Entries from a dataset of interfaces:
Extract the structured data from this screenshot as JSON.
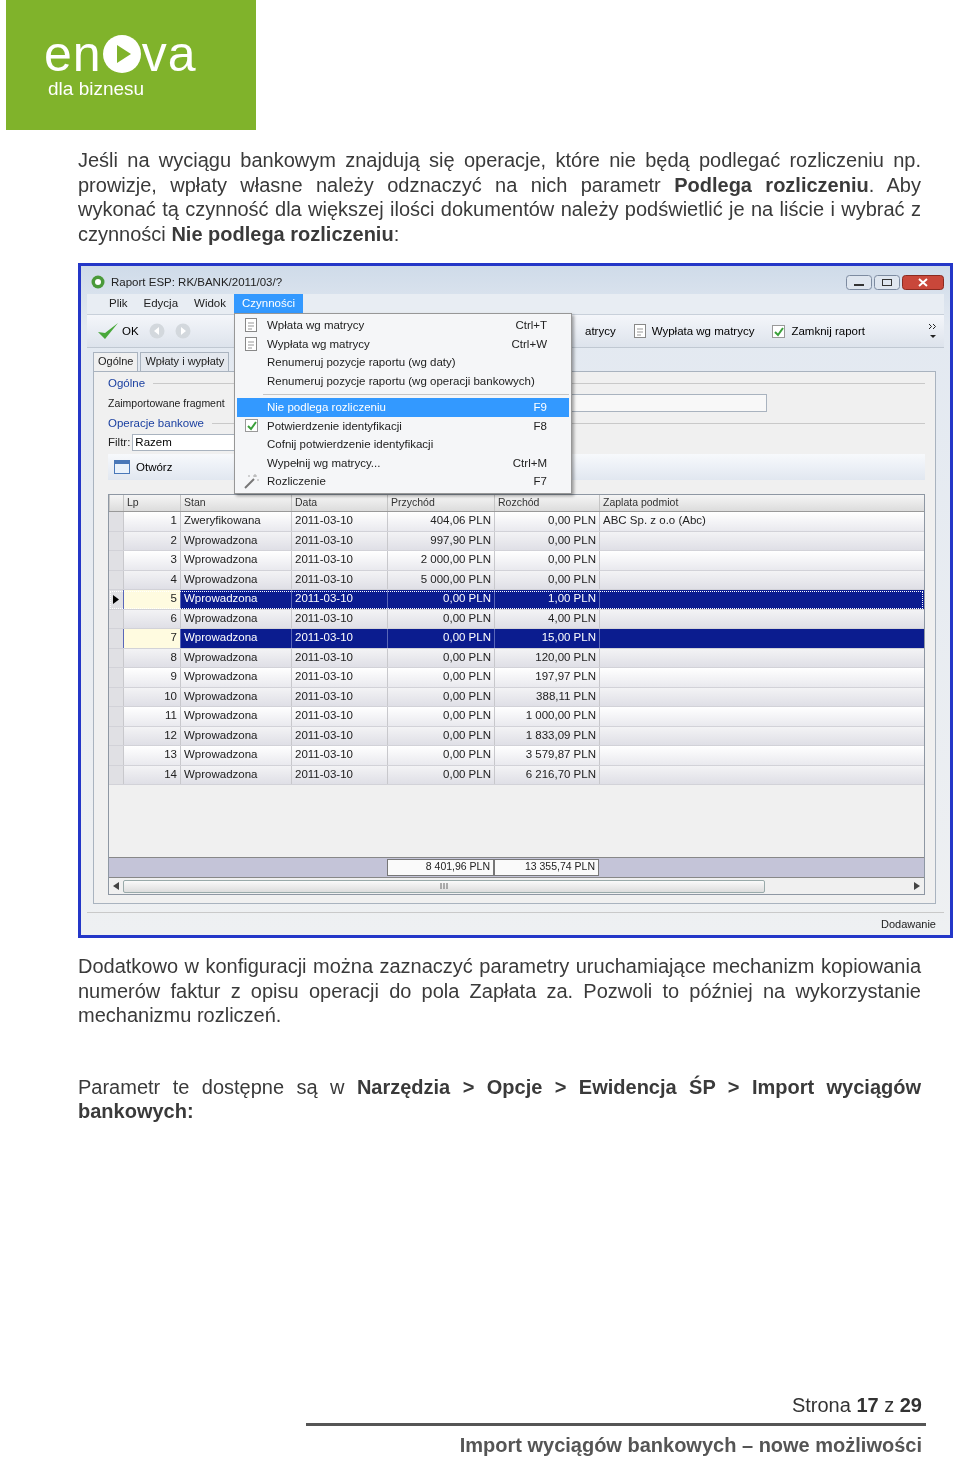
{
  "logo": {
    "left": "en",
    "right": "va",
    "tagline": "dla biznesu"
  },
  "intro": "Jeśli na wyciągu bankowym znajdują się operacje, które nie będą podlegać rozliczeniu np. prowizje, wpłaty własne należy odznaczyć na nich parametr **Podlega rozliczeniu**. Aby wykonać tą czynność dla większej ilości dokumentów należy podświetlić je na liście i wybrać z czynności **Nie podlega rozliczeniu**:",
  "window": {
    "title": "Raport ESP: RK/BANK/2011/03/?",
    "menubar": [
      {
        "label": "Plik",
        "selected": false
      },
      {
        "label": "Edycja",
        "selected": false
      },
      {
        "label": "Widok",
        "selected": false
      },
      {
        "label": "Czynności",
        "selected": true
      }
    ],
    "toolbar": [
      {
        "kind": "text",
        "label": "atrycy"
      },
      {
        "kind": "doc",
        "label": "Wypłata wg matrycy"
      },
      {
        "kind": "check",
        "label": "Zamknij raport"
      }
    ],
    "ok_button": "OK",
    "tabs": [
      {
        "label": "Ogólne",
        "selected": true
      },
      {
        "label": "Wpłaty i wypłaty",
        "selected": false
      }
    ],
    "general_heading": "Ogólne",
    "imported_label": "Zaimportowane fragment",
    "bank_heading": "Operacje bankowe",
    "filter_label": "Filtr:",
    "filter_value": "Razem",
    "open_button": "Otwórz",
    "menu": [
      {
        "kind": "doc",
        "label": "Wpłata wg matrycy",
        "shortcut": "Ctrl+T",
        "selected": false
      },
      {
        "kind": "doc",
        "label": "Wypłata wg matrycy",
        "shortcut": "Ctrl+W",
        "selected": false
      },
      {
        "kind": "plain",
        "label": "Renumeruj pozycje raportu (wg daty)",
        "selected": false
      },
      {
        "kind": "plain",
        "label": "Renumeruj pozycje raportu (wg operacji bankowych)",
        "selected": false
      },
      {
        "kind": "separator"
      },
      {
        "kind": "plain",
        "label": "Nie podlega rozliczeniu",
        "shortcut": "F9",
        "selected": true
      },
      {
        "kind": "check",
        "label": "Potwierdzenie identyfikacji",
        "shortcut": "F8",
        "selected": false
      },
      {
        "kind": "plain",
        "label": "Cofnij potwierdzenie identyfikacji",
        "selected": false
      },
      {
        "kind": "plain",
        "label": "Wypełnij wg matrycy...",
        "shortcut": "Ctrl+M",
        "selected": false
      },
      {
        "kind": "wand",
        "label": "Rozliczenie",
        "shortcut": "F7",
        "selected": false
      }
    ],
    "table": {
      "columns": [
        "Lp",
        "Stan",
        "Data",
        "Przychód",
        "Rozchód",
        "Zaplata podmiot"
      ],
      "rows": [
        {
          "cells": [
            "1",
            "Zweryfikowana",
            "2011-03-10",
            "404,06 PLN",
            "0,00 PLN",
            "ABC Sp. z o.o (Abc)"
          ],
          "selected": false,
          "current": false
        },
        {
          "cells": [
            "2",
            "Wprowadzona",
            "2011-03-10",
            "997,90 PLN",
            "0,00 PLN"
          ],
          "selected": false,
          "current": false
        },
        {
          "cells": [
            "3",
            "Wprowadzona",
            "2011-03-10",
            "2 000,00 PLN",
            "0,00 PLN"
          ],
          "selected": false,
          "current": false
        },
        {
          "cells": [
            "4",
            "Wprowadzona",
            "2011-03-10",
            "5 000,00 PLN",
            "0,00 PLN"
          ],
          "selected": false,
          "current": false
        },
        {
          "cells": [
            "5",
            "Wprowadzona",
            "2011-03-10",
            "0,00 PLN",
            "1,00 PLN"
          ],
          "selected": true,
          "current": true
        },
        {
          "cells": [
            "6",
            "Wprowadzona",
            "2011-03-10",
            "0,00 PLN",
            "4,00 PLN"
          ],
          "selected": false,
          "current": false
        },
        {
          "cells": [
            "7",
            "Wprowadzona",
            "2011-03-10",
            "0,00 PLN",
            "15,00 PLN"
          ],
          "selected": true,
          "current": false
        },
        {
          "cells": [
            "8",
            "Wprowadzona",
            "2011-03-10",
            "0,00 PLN",
            "120,00 PLN"
          ],
          "selected": false,
          "current": false
        },
        {
          "cells": [
            "9",
            "Wprowadzona",
            "2011-03-10",
            "0,00 PLN",
            "197,97 PLN"
          ],
          "selected": false,
          "current": false
        },
        {
          "cells": [
            "10",
            "Wprowadzona",
            "2011-03-10",
            "0,00 PLN",
            "388,11 PLN"
          ],
          "selected": false,
          "current": false
        },
        {
          "cells": [
            "11",
            "Wprowadzona",
            "2011-03-10",
            "0,00 PLN",
            "1 000,00 PLN"
          ],
          "selected": false,
          "current": false
        },
        {
          "cells": [
            "12",
            "Wprowadzona",
            "2011-03-10",
            "0,00 PLN",
            "1 833,09 PLN"
          ],
          "selected": false,
          "current": false
        },
        {
          "cells": [
            "13",
            "Wprowadzona",
            "2011-03-10",
            "0,00 PLN",
            "3 579,87 PLN"
          ],
          "selected": false,
          "current": false
        },
        {
          "cells": [
            "14",
            "Wprowadzona",
            "2011-03-10",
            "0,00 PLN",
            "6 216,70 PLN"
          ],
          "selected": false,
          "current": false
        }
      ],
      "totals": [
        "8 401,96 PLN",
        "13 355,74 PLN"
      ]
    },
    "status": "Dodawanie"
  },
  "paragraphs": [
    "Dodatkowo w konfiguracji można zaznaczyć parametry uruchamiające mechanizm kopiowania numerów faktur z opisu operacji do pola Zapłata za. Pozwoli to później na wykorzystanie mechanizmu rozliczeń.",
    "Parametr te dostępne są w **Narzędzia > Opcje > Ewidencja ŚP > Import wyciągów bankowych:**"
  ],
  "footer": {
    "page": "Strona **17** z **29**",
    "title": "Import wyciągów bankowych – nowe możliwości"
  }
}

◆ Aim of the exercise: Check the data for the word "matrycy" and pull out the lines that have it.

◆ Response to the exercise:
        "label": "Wypłata wg matrycy"
        "label": "Wpłata wg matrycy",
        "label": "Wypłata wg matrycy",
        "label": "Wypełnij wg matrycy...",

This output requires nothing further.